What might we call such incidents and instances – or, rather, how to describe the lands that are found beyond these frontiers? ‘Xenotopias’, perhaps, meaning ‘foreign places’ or ‘out-of-place places’, a term to compliment our ‘utopias’ and ‘dystopias’. Martin Martin, the traveller and writer who in the 1690s set sail to explore the Scottish coastline, knew that one does not need to displace oneself vastly in space in order to find difference. ‘It is a piece of weakness and folly merely to value things because of their distance from the place we are born,’ he wrote in 1697, ‘thus men have travelled far enough in the search of foreign plants and animals, and yet continue strangers to those produced in their own natural climate.’ So did Roger Deakin: ‘Why would anyone want to go to live abroad when they can live in several countries at once just by being in England?’ he wondered in his journal. Likewise, Henry David Thoreau: ‘An absolutely new prospect is a great happiness, and I can still get this any afternoon. Two or three hours’ walking will carry me to as strange a country as I expect ever to see. A single farmhouse which I had not seen is sometimes as good as the dominions of the King of Dahomey.’

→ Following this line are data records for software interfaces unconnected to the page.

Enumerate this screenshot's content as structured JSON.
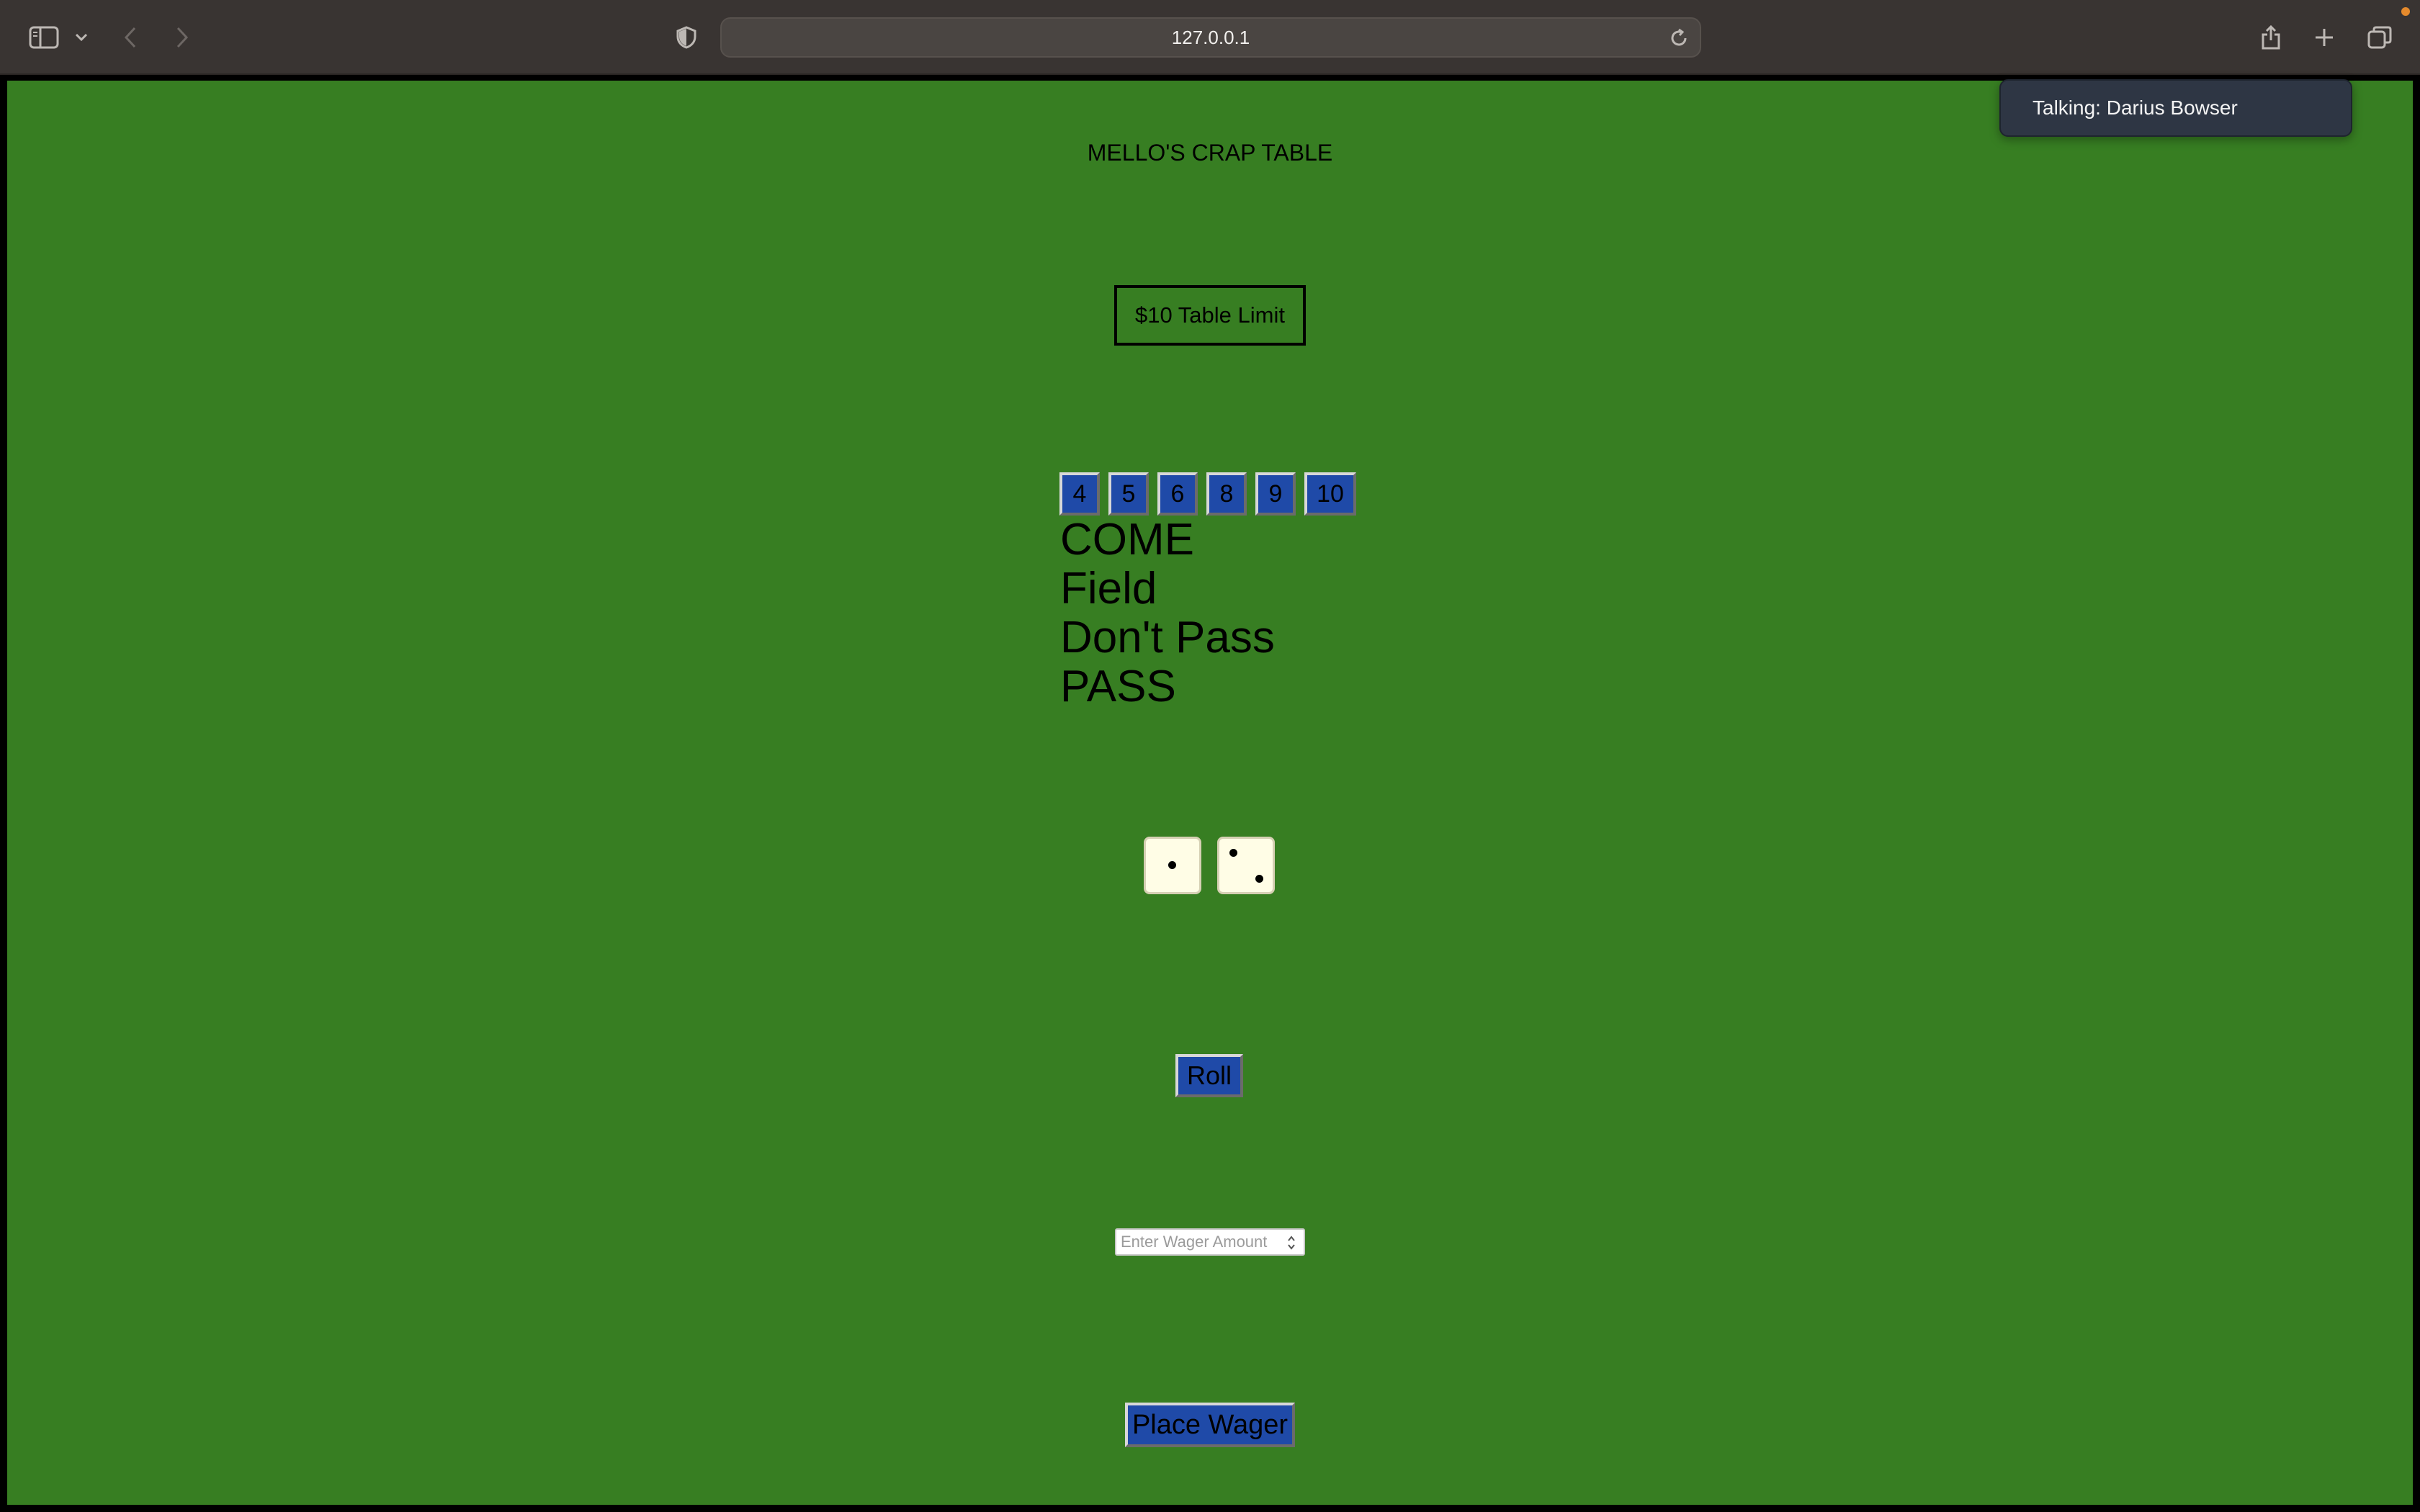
{
  "browser": {
    "url": "127.0.0.1"
  },
  "notification": {
    "text": "Talking: Darius Bowser"
  },
  "page": {
    "title": "MELLO'S CRAP TABLE",
    "table_limit": "$10 Table Limit",
    "numbers": [
      "4",
      "5",
      "6",
      "8",
      "9",
      "10"
    ],
    "bets": [
      "COME",
      "Field",
      "Don't Pass",
      "PASS"
    ],
    "dice": [
      1,
      2
    ],
    "roll_label": "Roll",
    "wager_placeholder": "Enter Wager Amount",
    "place_wager_label": "Place Wager"
  },
  "colors": {
    "table_felt": "#377e22",
    "button_blue": "#1f4aa8",
    "die_face": "#fffde6"
  }
}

The American artist William Fox has spent his career exploring what he calls ‘cognitive dissonance in isotropic spaces’, which might be more plainly translated as ‘how we easily get lost in spaces that appear much the same in all directions’. Fox’s thesis is that we are unable to orient ourselves in such landscapes because we evolved in the close-hand environments of jungle and savannah. In repetitive, data-depleted landscapes with few sight-markers, ‘our natural navigational abilities begin to fail catastrophically’. Fox had travelled to Antarctica, to the American deserts and to the volcanic calderas in the Pacific to explore such monotone spaces – but David and I had stumbled into one a few hundred years off the Essex coast.

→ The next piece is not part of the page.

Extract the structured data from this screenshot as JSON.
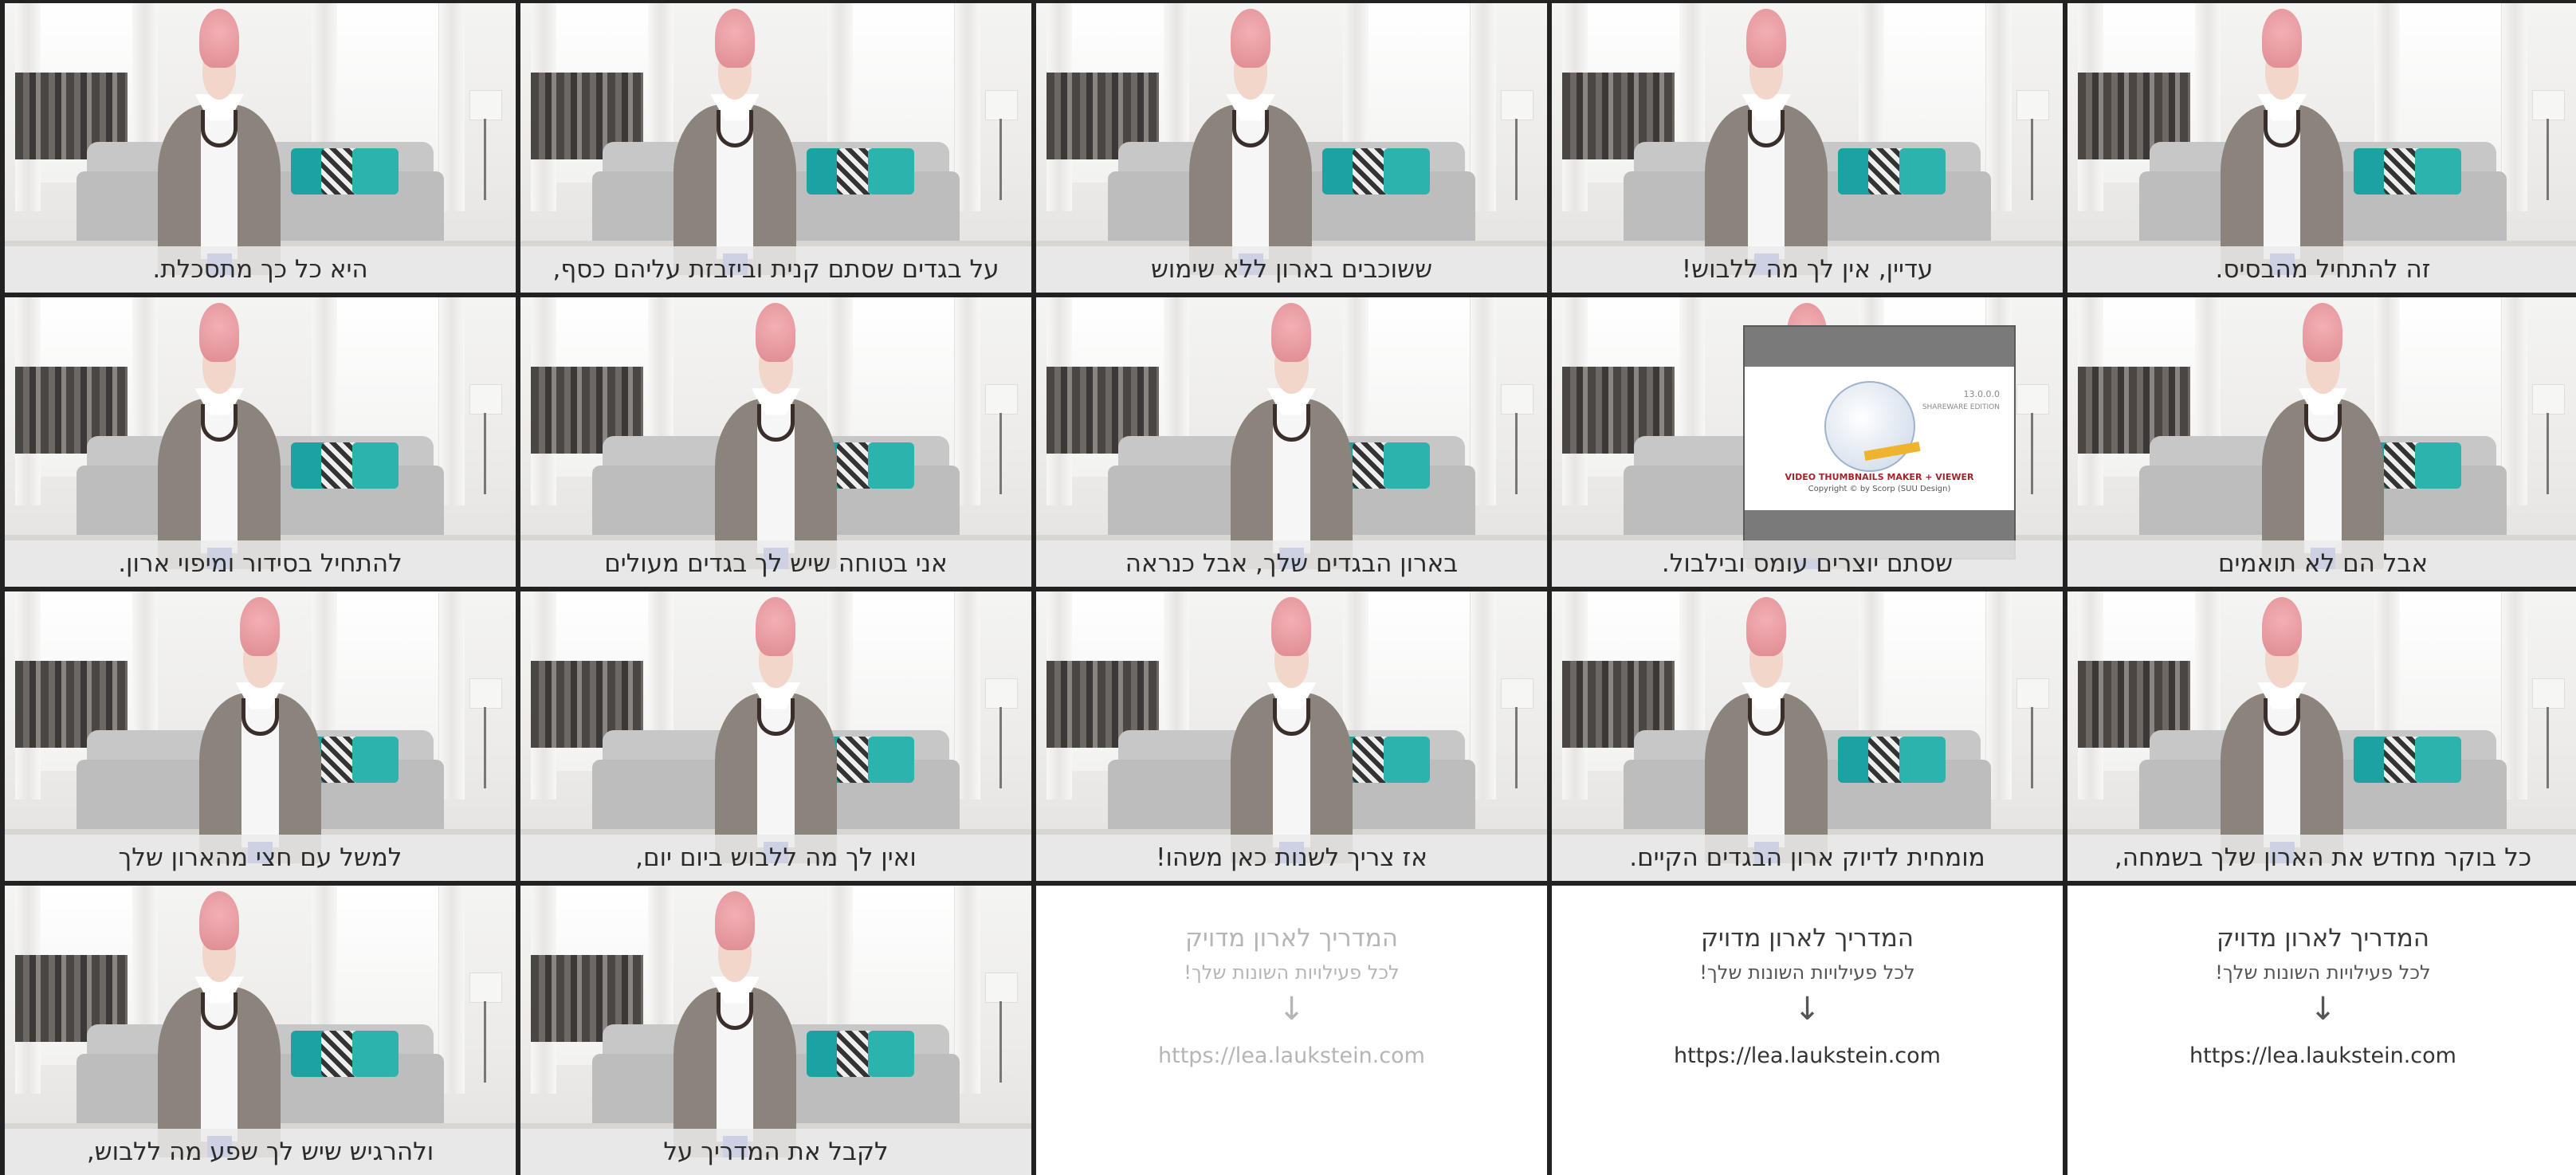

The Old Ways: A Journey on Foot


Robert Macfarlane

The Squatter in the Loft

pkd-darkhaired-1

That the was name of the story on which SF writer Jane P Richards was working in our game of Left Coast last night.

It’s a great game: brief, full of flavour and very playful about the long-mooted relationship between madness and creativity. The set-up procedures are a little intense – lots of lists and things to remember – but part of the game in themselves, really; once we got going, we found it easy to play into the themes and out the other side.

The Squatter in the Loft was a tale of a soldier returning from Vietnam with a magician from the medieval city of Angkor Wat living in his head. It was a thinly-veiled portrayal of Jane’s annoying neighbour Elliot Spangler and it quickly emerged that Jane had (a) failed to get the story published and (b) been reduced to selling a “slice-of-life” series of pieces on Elliot to the nearby San Francisco Examiner; this, in turn, had attracted the attention of the FBI, who had sent agent Felix Hamilton to pose as her new landlord.

img_0603
Meet Elliot Spangler.
img_0611
Jane understands Elliot much more clearly now.

Space Monkey’s performance as Elliot Spangler was hilarious and Simon and I struggled to hold it together. We agreed that it felt like the pilot of some tripped-out sitcom and we’ll probably return for another episode.

A nefarious combination of train strikes and work and childcare commitments are wreaking havoc with our group at the moment and it felt good to be playing again. Back to Trail of Cthulhu next, as we finish off events in London before moving onto the wonderful Dreamhounds of Paris.

left-coast-supporting-image